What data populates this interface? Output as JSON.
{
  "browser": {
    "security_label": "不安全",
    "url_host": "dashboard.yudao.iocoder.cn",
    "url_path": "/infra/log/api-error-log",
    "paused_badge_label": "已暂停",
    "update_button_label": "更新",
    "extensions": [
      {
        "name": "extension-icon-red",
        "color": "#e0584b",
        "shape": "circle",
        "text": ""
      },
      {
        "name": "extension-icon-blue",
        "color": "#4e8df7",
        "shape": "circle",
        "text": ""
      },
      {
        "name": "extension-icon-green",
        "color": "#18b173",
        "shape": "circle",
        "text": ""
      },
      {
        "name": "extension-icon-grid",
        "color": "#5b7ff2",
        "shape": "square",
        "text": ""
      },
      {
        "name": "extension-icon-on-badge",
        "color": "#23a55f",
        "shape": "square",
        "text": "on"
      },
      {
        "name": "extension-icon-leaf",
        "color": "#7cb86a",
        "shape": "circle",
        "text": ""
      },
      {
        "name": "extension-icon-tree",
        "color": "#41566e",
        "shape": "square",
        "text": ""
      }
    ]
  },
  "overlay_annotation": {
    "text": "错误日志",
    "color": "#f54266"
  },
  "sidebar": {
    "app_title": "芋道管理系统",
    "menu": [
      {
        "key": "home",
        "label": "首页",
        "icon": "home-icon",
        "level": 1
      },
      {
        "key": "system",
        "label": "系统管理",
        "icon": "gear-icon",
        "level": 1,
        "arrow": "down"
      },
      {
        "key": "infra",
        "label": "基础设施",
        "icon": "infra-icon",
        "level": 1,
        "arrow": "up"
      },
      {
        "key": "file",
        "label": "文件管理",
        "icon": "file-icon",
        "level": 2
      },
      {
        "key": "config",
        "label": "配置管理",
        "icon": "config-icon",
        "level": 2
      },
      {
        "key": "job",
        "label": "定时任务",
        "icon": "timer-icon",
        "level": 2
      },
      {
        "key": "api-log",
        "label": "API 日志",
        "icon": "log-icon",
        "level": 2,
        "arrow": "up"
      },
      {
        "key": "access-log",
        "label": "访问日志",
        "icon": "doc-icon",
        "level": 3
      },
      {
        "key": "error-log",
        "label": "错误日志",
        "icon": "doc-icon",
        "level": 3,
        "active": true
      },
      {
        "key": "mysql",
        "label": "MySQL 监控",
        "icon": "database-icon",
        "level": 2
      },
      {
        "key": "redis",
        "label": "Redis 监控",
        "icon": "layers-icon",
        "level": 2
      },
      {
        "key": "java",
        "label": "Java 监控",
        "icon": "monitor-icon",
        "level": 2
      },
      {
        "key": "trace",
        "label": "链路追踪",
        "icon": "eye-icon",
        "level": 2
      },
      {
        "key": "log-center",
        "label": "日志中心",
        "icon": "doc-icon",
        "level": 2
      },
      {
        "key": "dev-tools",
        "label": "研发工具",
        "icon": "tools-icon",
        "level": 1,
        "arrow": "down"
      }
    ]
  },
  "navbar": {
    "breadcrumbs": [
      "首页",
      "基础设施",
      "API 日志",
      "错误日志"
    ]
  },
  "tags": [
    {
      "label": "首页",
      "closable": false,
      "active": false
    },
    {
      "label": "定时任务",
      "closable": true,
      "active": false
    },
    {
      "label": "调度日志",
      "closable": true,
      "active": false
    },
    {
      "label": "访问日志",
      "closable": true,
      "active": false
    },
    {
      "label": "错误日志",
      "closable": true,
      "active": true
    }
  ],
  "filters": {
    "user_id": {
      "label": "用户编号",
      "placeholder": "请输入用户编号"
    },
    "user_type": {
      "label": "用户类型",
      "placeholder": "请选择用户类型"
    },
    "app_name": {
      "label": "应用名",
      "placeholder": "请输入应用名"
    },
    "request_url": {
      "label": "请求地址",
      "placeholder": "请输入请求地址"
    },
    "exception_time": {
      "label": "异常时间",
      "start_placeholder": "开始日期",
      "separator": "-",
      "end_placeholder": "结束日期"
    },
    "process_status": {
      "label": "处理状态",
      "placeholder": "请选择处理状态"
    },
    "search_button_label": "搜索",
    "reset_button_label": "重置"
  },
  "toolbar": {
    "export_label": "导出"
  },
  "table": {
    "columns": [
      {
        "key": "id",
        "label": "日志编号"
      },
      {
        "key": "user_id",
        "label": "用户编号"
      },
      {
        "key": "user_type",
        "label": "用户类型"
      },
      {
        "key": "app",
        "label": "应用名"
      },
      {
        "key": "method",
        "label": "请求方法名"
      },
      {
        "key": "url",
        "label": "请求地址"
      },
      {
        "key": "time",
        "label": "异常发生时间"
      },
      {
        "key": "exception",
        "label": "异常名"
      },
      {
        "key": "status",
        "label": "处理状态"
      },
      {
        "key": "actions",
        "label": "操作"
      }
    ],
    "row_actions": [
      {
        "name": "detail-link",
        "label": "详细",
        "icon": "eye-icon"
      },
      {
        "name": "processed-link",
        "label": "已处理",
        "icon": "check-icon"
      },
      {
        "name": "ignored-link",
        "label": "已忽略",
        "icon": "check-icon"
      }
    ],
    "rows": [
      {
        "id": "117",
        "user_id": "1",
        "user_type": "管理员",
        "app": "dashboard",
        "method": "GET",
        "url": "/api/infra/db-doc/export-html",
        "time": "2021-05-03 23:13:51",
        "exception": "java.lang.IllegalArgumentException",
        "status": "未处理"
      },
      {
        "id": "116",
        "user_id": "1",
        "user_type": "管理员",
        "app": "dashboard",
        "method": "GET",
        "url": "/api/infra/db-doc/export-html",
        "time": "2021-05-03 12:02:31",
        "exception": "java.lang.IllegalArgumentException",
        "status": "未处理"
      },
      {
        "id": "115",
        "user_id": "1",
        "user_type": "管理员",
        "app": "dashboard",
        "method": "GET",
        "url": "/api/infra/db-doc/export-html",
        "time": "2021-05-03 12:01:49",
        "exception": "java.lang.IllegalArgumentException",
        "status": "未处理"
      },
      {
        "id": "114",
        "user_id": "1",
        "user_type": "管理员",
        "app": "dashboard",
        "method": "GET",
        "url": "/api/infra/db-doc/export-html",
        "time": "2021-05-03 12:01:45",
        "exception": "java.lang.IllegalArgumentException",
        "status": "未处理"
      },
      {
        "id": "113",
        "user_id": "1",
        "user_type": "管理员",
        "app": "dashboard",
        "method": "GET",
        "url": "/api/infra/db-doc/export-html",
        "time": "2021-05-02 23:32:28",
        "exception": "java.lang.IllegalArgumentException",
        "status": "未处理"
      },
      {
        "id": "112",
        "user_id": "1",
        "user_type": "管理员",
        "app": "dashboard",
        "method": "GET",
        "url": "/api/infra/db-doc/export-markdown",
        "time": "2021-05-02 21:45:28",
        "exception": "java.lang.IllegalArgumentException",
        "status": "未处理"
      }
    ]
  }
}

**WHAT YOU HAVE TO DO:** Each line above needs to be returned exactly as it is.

**ANSWER TO THE EXERCISE:**
What data populates this interface? Output as JSON.
{
  "browser": {
    "security_label": "不安全",
    "url_host": "dashboard.yudao.iocoder.cn",
    "url_path": "/infra/log/api-error-log",
    "paused_badge_label": "已暂停",
    "update_button_label": "更新",
    "extensions": [
      {
        "name": "extension-icon-red",
        "color": "#e0584b",
        "shape": "circle",
        "text": ""
      },
      {
        "name": "extension-icon-blue",
        "color": "#4e8df7",
        "shape": "circle",
        "text": ""
      },
      {
        "name": "extension-icon-green",
        "color": "#18b173",
        "shape": "circle",
        "text": ""
      },
      {
        "name": "extension-icon-grid",
        "color": "#5b7ff2",
        "shape": "square",
        "text": ""
      },
      {
        "name": "extension-icon-on-badge",
        "color": "#23a55f",
        "shape": "square",
        "text": "on"
      },
      {
        "name": "extension-icon-leaf",
        "color": "#7cb86a",
        "shape": "circle",
        "text": ""
      },
      {
        "name": "extension-icon-tree",
        "color": "#41566e",
        "shape": "square",
        "text": ""
      }
    ]
  },
  "overlay_annotation": {
    "text": "错误日志",
    "color": "#f54266"
  },
  "sidebar": {
    "app_title": "芋道管理系统",
    "menu": [
      {
        "key": "home",
        "label": "首页",
        "icon": "home-icon",
        "level": 1
      },
      {
        "key": "system",
        "label": "系统管理",
        "icon": "gear-icon",
        "level": 1,
        "arrow": "down"
      },
      {
        "key": "infra",
        "label": "基础设施",
        "icon": "infra-icon",
        "level": 1,
        "arrow": "up"
      },
      {
        "key": "file",
        "label": "文件管理",
        "icon": "file-icon",
        "level": 2
      },
      {
        "key": "config",
        "label": "配置管理",
        "icon": "config-icon",
        "level": 2
      },
      {
        "key": "job",
        "label": "定时任务",
        "icon": "timer-icon",
        "level": 2
      },
      {
        "key": "api-log",
        "label": "API 日志",
        "icon": "log-icon",
        "level": 2,
        "arrow": "up"
      },
      {
        "key": "access-log",
        "label": "访问日志",
        "icon": "doc-icon",
        "level": 3
      },
      {
        "key": "error-log",
        "label": "错误日志",
        "icon": "doc-icon",
        "level": 3,
        "active": true
      },
      {
        "key": "mysql",
        "label": "MySQL 监控",
        "icon": "database-icon",
        "level": 2
      },
      {
        "key": "redis",
        "label": "Redis 监控",
        "icon": "layers-icon",
        "level": 2
      },
      {
        "key": "java",
        "label": "Java 监控",
        "icon": "monitor-icon",
        "level": 2
      },
      {
        "key": "trace",
        "label": "链路追踪",
        "icon": "eye-icon",
        "level": 2
      },
      {
        "key": "log-center",
        "label": "日志中心",
        "icon": "doc-icon",
        "level": 2
      },
      {
        "key": "dev-tools",
        "label": "研发工具",
        "icon": "tools-icon",
        "level": 1,
        "arrow": "down"
      }
    ]
  },
  "navbar": {
    "breadcrumbs": [
      "首页",
      "基础设施",
      "API 日志",
      "错误日志"
    ]
  },
  "tags": [
    {
      "label": "首页",
      "closable": false,
      "active": false
    },
    {
      "label": "定时任务",
      "closable": true,
      "active": false
    },
    {
      "label": "调度日志",
      "closable": true,
      "active": false
    },
    {
      "label": "访问日志",
      "closable": true,
      "active": false
    },
    {
      "label": "错误日志",
      "closable": true,
      "active": true
    }
  ],
  "filters": {
    "user_id": {
      "label": "用户编号",
      "placeholder": "请输入用户编号"
    },
    "user_type": {
      "label": "用户类型",
      "placeholder": "请选择用户类型"
    },
    "app_name": {
      "label": "应用名",
      "placeholder": "请输入应用名"
    },
    "request_url": {
      "label": "请求地址",
      "placeholder": "请输入请求地址"
    },
    "exception_time": {
      "label": "异常时间",
      "start_placeholder": "开始日期",
      "separator": "-",
      "end_placeholder": "结束日期"
    },
    "process_status": {
      "label": "处理状态",
      "placeholder": "请选择处理状态"
    },
    "search_button_label": "搜索",
    "reset_button_label": "重置"
  },
  "toolbar": {
    "export_label": "导出"
  },
  "table": {
    "columns": [
      {
        "key": "id",
        "label": "日志编号"
      },
      {
        "key": "user_id",
        "label": "用户编号"
      },
      {
        "key": "user_type",
        "label": "用户类型"
      },
      {
        "key": "app",
        "label": "应用名"
      },
      {
        "key": "method",
        "label": "请求方法名"
      },
      {
        "key": "url",
        "label": "请求地址"
      },
      {
        "key": "time",
        "label": "异常发生时间"
      },
      {
        "key": "exception",
        "label": "异常名"
      },
      {
        "key": "status",
        "label": "处理状态"
      },
      {
        "key": "actions",
        "label": "操作"
      }
    ],
    "row_actions": [
      {
        "name": "detail-link",
        "label": "详细",
        "icon": "eye-icon"
      },
      {
        "name": "processed-link",
        "label": "已处理",
        "icon": "check-icon"
      },
      {
        "name": "ignored-link",
        "label": "已忽略",
        "icon": "check-icon"
      }
    ],
    "rows": [
      {
        "id": "117",
        "user_id": "1",
        "user_type": "管理员",
        "app": "dashboard",
        "method": "GET",
        "url": "/api/infra/db-doc/export-html",
        "time": "2021-05-03 23:13:51",
        "exception": "java.lang.IllegalArgumentException",
        "status": "未处理"
      },
      {
        "id": "116",
        "user_id": "1",
        "user_type": "管理员",
        "app": "dashboard",
        "method": "GET",
        "url": "/api/infra/db-doc/export-html",
        "time": "2021-05-03 12:02:31",
        "exception": "java.lang.IllegalArgumentException",
        "status": "未处理"
      },
      {
        "id": "115",
        "user_id": "1",
        "user_type": "管理员",
        "app": "dashboard",
        "method": "GET",
        "url": "/api/infra/db-doc/export-html",
        "time": "2021-05-03 12:01:49",
        "exception": "java.lang.IllegalArgumentException",
        "status": "未处理"
      },
      {
        "id": "114",
        "user_id": "1",
        "user_type": "管理员",
        "app": "dashboard",
        "method": "GET",
        "url": "/api/infra/db-doc/export-html",
        "time": "2021-05-03 12:01:45",
        "exception": "java.lang.IllegalArgumentException",
        "status": "未处理"
      },
      {
        "id": "113",
        "user_id": "1",
        "user_type": "管理员",
        "app": "dashboard",
        "method": "GET",
        "url": "/api/infra/db-doc/export-html",
        "time": "2021-05-02 23:32:28",
        "exception": "java.lang.IllegalArgumentException",
        "status": "未处理"
      },
      {
        "id": "112",
        "user_id": "1",
        "user_type": "管理员",
        "app": "dashboard",
        "method": "GET",
        "url": "/api/infra/db-doc/export-markdown",
        "time": "2021-05-02 21:45:28",
        "exception": "java.lang.IllegalArgumentException",
        "status": "未处理"
      }
    ]
  }
}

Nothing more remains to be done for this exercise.